=== AIM OF THE TASK ===
Show the lines below that contain the string "腾飞资管".

Items from a dataset

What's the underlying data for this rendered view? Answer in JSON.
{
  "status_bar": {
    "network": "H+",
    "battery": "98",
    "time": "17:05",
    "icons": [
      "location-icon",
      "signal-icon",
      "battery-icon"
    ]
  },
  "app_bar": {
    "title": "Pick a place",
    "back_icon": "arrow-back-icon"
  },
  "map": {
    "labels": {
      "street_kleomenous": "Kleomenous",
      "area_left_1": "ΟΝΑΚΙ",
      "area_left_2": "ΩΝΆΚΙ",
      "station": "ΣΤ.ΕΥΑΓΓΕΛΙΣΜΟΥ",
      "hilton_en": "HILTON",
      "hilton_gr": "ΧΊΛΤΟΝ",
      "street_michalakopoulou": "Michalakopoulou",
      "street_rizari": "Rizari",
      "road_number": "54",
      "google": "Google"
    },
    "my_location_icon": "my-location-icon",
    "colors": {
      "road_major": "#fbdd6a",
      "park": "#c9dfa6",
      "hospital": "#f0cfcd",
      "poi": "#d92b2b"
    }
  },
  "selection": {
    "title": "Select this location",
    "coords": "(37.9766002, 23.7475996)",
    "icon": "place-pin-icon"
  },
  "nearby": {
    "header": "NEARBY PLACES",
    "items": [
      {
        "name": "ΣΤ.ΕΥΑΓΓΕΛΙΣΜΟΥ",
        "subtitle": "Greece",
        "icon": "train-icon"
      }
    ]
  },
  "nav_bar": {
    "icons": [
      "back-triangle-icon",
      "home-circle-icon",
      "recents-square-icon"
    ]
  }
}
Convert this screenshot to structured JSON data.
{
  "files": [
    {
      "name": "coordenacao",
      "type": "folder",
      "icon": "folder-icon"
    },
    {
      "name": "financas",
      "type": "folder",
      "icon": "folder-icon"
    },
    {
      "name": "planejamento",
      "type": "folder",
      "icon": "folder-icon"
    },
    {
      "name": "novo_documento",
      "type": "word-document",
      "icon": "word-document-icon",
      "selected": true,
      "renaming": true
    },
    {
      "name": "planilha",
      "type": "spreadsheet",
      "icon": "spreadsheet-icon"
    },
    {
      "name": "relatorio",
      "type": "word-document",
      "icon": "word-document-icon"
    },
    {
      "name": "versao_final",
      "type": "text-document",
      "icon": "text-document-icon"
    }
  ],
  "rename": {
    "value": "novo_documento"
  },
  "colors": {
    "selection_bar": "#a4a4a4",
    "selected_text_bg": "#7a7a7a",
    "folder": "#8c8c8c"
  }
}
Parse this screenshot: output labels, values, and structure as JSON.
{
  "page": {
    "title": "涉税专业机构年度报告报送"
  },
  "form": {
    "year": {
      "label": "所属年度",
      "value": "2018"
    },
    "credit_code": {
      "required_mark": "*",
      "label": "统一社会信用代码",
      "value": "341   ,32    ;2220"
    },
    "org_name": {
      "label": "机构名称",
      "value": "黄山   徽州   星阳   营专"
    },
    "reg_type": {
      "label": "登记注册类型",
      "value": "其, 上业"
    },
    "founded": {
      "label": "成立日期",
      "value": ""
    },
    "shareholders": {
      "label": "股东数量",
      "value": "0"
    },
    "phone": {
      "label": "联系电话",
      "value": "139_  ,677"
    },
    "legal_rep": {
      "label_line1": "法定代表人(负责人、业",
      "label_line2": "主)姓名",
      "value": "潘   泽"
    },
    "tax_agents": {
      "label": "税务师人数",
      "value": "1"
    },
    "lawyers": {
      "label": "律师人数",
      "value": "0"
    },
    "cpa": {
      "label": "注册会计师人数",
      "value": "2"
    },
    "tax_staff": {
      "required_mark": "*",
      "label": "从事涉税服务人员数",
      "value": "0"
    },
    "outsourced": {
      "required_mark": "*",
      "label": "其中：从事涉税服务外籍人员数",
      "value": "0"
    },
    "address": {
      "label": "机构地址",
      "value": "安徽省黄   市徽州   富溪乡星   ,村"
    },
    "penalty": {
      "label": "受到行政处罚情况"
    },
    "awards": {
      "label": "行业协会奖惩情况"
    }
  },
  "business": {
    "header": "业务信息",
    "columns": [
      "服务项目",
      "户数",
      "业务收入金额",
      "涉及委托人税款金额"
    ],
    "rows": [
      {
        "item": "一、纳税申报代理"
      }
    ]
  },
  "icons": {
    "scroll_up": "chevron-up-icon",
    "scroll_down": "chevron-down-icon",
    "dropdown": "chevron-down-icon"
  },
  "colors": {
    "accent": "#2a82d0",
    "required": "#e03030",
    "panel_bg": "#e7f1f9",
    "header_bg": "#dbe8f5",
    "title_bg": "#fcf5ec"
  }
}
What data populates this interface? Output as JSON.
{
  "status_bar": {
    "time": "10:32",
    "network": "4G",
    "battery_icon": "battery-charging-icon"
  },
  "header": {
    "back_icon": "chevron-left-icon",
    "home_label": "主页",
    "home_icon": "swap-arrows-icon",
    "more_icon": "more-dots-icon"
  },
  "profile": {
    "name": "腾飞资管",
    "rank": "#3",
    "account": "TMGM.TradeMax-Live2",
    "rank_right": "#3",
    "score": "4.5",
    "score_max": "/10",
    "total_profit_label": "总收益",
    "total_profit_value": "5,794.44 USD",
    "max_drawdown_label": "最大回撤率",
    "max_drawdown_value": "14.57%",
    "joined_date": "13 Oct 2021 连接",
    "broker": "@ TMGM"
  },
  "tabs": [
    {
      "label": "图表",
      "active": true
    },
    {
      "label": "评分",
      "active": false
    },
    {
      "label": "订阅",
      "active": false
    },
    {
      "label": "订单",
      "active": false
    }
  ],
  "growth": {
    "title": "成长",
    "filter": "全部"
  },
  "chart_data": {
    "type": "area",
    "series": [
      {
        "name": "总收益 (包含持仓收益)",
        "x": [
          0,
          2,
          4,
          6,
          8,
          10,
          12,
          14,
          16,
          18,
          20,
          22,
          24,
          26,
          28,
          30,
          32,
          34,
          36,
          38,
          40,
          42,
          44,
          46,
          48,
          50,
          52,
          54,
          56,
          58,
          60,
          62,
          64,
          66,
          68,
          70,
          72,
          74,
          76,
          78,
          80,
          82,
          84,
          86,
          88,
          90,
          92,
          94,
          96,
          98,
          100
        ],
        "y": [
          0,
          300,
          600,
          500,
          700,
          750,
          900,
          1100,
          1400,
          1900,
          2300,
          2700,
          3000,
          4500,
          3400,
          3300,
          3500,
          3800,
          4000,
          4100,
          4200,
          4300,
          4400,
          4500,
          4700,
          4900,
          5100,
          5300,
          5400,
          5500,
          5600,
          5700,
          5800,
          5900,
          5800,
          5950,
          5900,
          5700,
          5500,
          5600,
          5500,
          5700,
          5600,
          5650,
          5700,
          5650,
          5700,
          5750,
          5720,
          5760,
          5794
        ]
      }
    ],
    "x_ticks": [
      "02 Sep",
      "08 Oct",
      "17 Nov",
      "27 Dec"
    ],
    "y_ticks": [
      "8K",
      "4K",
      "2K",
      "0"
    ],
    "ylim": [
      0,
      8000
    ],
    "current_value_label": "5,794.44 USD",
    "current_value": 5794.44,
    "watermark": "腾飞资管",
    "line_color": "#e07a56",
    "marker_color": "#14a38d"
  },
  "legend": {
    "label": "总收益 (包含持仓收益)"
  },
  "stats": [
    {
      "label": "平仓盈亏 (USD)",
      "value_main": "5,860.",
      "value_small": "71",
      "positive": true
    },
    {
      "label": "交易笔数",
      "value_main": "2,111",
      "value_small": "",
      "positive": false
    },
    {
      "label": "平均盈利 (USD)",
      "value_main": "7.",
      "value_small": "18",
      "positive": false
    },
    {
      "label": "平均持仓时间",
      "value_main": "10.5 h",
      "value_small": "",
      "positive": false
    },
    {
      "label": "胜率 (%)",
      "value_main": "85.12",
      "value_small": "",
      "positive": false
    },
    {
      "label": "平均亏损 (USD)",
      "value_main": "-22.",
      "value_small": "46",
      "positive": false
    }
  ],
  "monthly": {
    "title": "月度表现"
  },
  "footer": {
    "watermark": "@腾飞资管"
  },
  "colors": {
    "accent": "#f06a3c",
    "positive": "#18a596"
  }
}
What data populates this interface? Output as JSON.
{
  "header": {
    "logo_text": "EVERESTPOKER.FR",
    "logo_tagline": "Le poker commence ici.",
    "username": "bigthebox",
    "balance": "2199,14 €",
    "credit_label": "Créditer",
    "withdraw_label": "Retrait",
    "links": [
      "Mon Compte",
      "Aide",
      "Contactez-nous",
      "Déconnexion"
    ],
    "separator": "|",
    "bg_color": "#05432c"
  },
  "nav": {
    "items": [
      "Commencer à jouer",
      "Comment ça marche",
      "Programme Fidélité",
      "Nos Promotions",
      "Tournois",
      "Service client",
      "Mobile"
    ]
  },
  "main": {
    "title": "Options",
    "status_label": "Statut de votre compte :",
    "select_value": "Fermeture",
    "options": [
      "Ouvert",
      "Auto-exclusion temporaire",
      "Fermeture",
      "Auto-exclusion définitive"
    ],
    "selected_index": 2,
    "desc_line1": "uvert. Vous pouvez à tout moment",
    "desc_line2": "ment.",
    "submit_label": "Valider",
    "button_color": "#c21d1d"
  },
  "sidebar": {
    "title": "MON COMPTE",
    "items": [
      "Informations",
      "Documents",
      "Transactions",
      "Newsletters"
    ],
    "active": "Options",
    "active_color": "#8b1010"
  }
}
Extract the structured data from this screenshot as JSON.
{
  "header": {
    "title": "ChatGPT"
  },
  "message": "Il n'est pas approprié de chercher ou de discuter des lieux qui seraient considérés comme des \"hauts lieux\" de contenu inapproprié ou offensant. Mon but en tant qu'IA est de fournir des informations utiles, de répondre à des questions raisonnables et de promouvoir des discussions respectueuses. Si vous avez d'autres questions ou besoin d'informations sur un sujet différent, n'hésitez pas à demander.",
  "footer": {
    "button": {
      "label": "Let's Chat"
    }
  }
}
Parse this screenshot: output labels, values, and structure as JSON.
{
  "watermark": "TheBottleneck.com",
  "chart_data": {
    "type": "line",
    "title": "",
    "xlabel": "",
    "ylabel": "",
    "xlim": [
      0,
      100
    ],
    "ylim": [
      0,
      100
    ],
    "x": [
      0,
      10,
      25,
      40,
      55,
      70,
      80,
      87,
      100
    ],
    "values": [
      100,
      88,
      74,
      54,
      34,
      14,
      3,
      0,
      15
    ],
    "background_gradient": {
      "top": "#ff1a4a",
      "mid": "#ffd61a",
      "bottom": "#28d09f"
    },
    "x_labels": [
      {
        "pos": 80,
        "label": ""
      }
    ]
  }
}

=== EXERCISE OUTPUT ===
    "name": "腾飞资管",
    "watermark": "腾飞资管",
    "watermark": "@腾飞资管"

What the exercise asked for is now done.